What’s in a name? Quite a bit, when it comes to academic research in Canada, says Western Psychology professor Marc Joanisse.
This summer, Joanisse was named chair of the Panel on Responsible Conduct of Research (PRCR), an interdisciplinary review and advisory body created in 2011 by the country’s three major granting agencies – the Canadian Institutes of Health Research (CIHR), Natural Sciences and Engineering Research Council of Canada (NSERC) and Social Sciences and Humanities Research Council (SSHRC).
As part of the panel’s mandate, the Tri-Council agencies established a policy that would publish unethical researchers. Thus far, no names have been released under the policy.
But that doesn’t mean there are no teeth to the policy.
“Only serious breaches of agency policy will result in the public disclosure of information related to the breach,” said Joanisse, adding every Responsible Conduct of Research (RCR) file is unique. “There are varying degrees of breaches; only a small percentage of confirmed breaches are determined to be serious.”
All Tri-Council funding applications require applicants to sign a Consent to Disclosure of Personal Information, which allows the agencies, in the event of a serious breach of agency policy, to release personal information concerning the researcher, including their name, nature of the breach, institution where they work and recourse imposed.
The process of a violation is a thorough one. All the involved steps can take years to complete, which is why only now allegations related to applications made under the disclosure policy are being raised.
In 2014-15, the PRCR addressed 89 files. Of the 42 files they closed, 14 involved a confirmed breach of agency policy, including those related to plagiarism, falsification of data, breach of agency guidelines, mismanagement of funds and misrepresentation in an application or related document. The types of recourse imposed included letters of awareness or admonishment, funding and/or peer review ineligibility and reimbursement of agency funds.

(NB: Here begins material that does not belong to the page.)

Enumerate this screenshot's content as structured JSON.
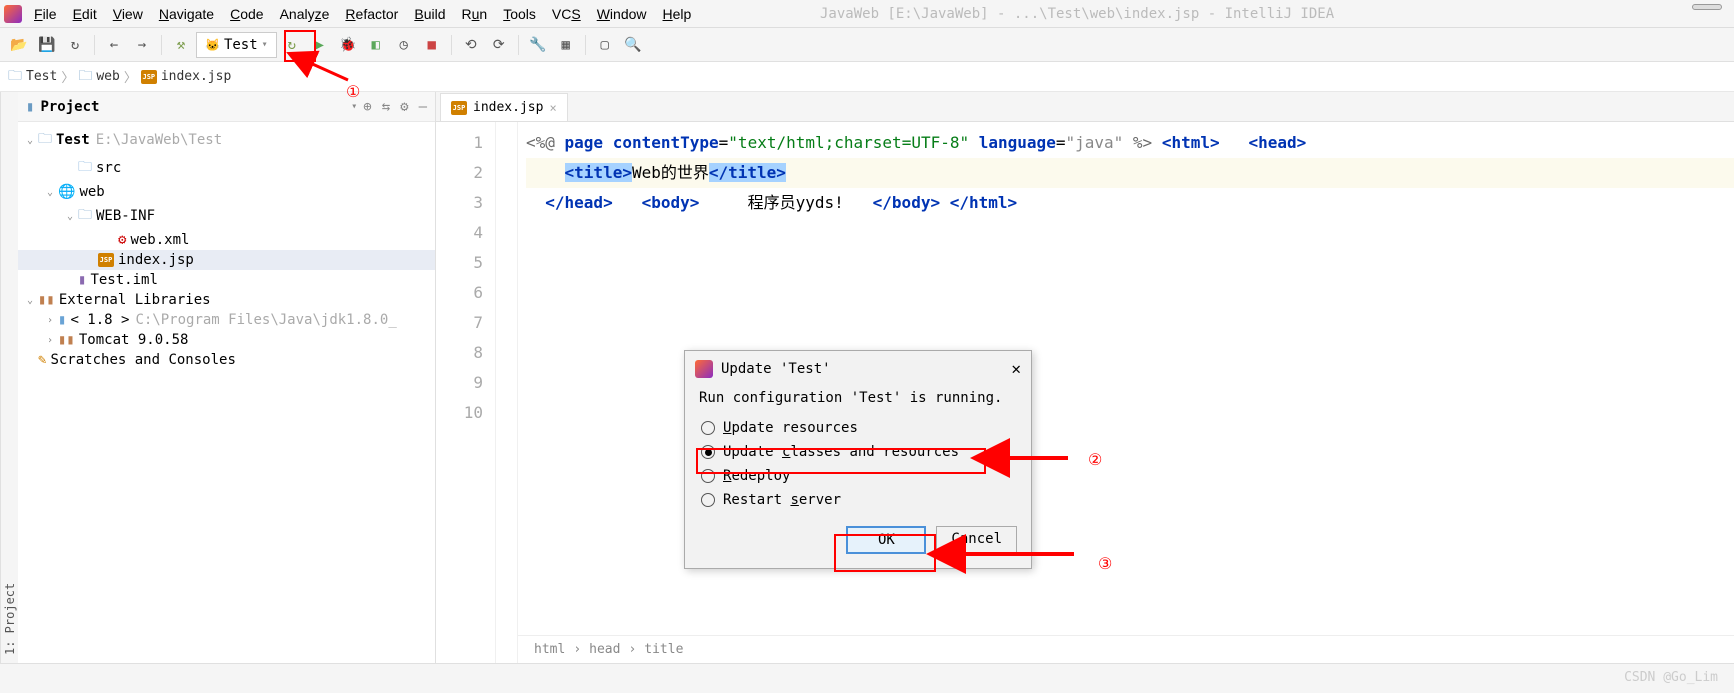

Joanisse said it is premature to comment on whether the policy will serve as a deterrent to researchers. The policy only applies to grants held under applications made since Nov. 17, 2011.

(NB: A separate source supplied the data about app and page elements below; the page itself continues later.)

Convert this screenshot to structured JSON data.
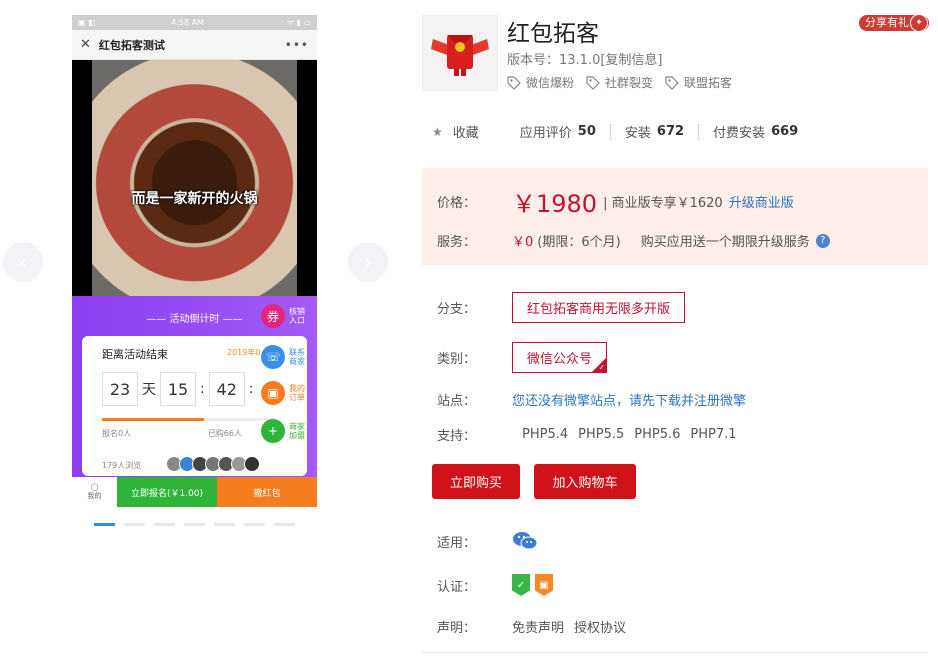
{
  "phone": {
    "status_left": "▣ ◧",
    "status_time": "4:58 AM",
    "status_right": "◦ ᯤ ▮ ▭",
    "title": "红包拓客测试",
    "close_glyph": "✕",
    "more_glyph": "•••",
    "video_caption": "而是一家新开的火锅",
    "countdown_title": "—— 活动倒计时 ——",
    "side_buttons": [
      {
        "label": "核销\n入口",
        "color": "#e1267c"
      },
      {
        "label": "联系\n商家",
        "color": "#3a8fe8"
      },
      {
        "label": "我的\n订单",
        "color": "#f57d20"
      },
      {
        "label": "商家\n加盟",
        "color": "#2fb43a"
      }
    ],
    "card": {
      "end_label": "距离活动结束",
      "date": "2019年0",
      "days": "23",
      "days_unit": "天",
      "hours": "15",
      "minutes": "42",
      "colon": ":",
      "progress": 0.6,
      "stat_left": "报名0人",
      "stat_right": "已购66人",
      "views": "179人浏览"
    },
    "bottom": {
      "me": "我的",
      "signup": "立即报名(￥1.00)",
      "redpack": "撒红包"
    }
  },
  "gallery": {
    "prev_glyph": "‹",
    "next_glyph": "›",
    "dots": 7,
    "active_dot": 0
  },
  "app": {
    "name": "红包拓客",
    "version": "版本号：13.1.0[复制信息]",
    "tags": [
      "微信爆粉",
      "社群裂变",
      "联盟拓客"
    ],
    "share": "分享有礼"
  },
  "stats": {
    "favorite": "收藏",
    "rating_label": "应用评价",
    "rating_value": "50",
    "install_label": "安装",
    "install_value": "672",
    "paid_label": "付费安装",
    "paid_value": "669"
  },
  "price": {
    "label": "价格：",
    "main": "￥1980",
    "sub": "| 商业版专享￥1620",
    "upgrade": "升级商业版",
    "service_label": "服务：",
    "service_price": "￥0",
    "service_period": "(期限：6个月)",
    "service_note": "购买应用送一个期限升级服务",
    "help_glyph": "?"
  },
  "fields": {
    "branch_label": "分支：",
    "branch_value": "红包拓客商用无限多开版",
    "category_label": "类别：",
    "category_value": "微信公众号",
    "site_label": "站点：",
    "site_value": "您还没有微擎站点，请先下载并注册微擎",
    "support_label": "支持：",
    "php": [
      "PHP5.4",
      "PHP5.5",
      "PHP5.6",
      "PHP7.1"
    ],
    "applicable_label": "适用：",
    "cert_label": "认证：",
    "statement_label": "声明：",
    "disclaimer": "免责声明",
    "license": "授权协议"
  },
  "buttons": {
    "buy": "立即购买",
    "cart": "加入购物车"
  },
  "colors": {
    "accent_red": "#d0121b",
    "price_red": "#c8102e",
    "link_blue": "#2f74c0",
    "price_bg": "#fdeee9"
  }
}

“Allegations typically take some time to work their way through the system,” he said. “Often, an allegation will not be made until after research results are published, or a doctoral student completes his/her dissertation, for example. That process can take years, depending on the length of the grant, when the breach actually occurs, when it comes to light and when a complainant decides to bring an allegation.”
Joanisse hopes education efforts by, among others, the academic institutions, foster an environment that supports the responsible research conduct. He says any future rise in numbers isn’t simply a matter of poor ethics, but better understanding.
“Sometimes, an increase in allegations can be a sign that people are more aware of responsible research practices, and is therefore a healthy sign that researchers understand the responsibilities that they, and their colleagues, must meet,” he said.
Joanisse, a member of the panel for more than two years, feels his participation in the ‘service’ side of science is important and gives him an opportunity to see how the process works from the inside.
“I’ve previously served as a peer reviewer, grant selection committee member and even an associate editor at a journal. Joining the panel struck me as another chance to see inside a very important part of the scientific funding mechanism in Canada,” he said.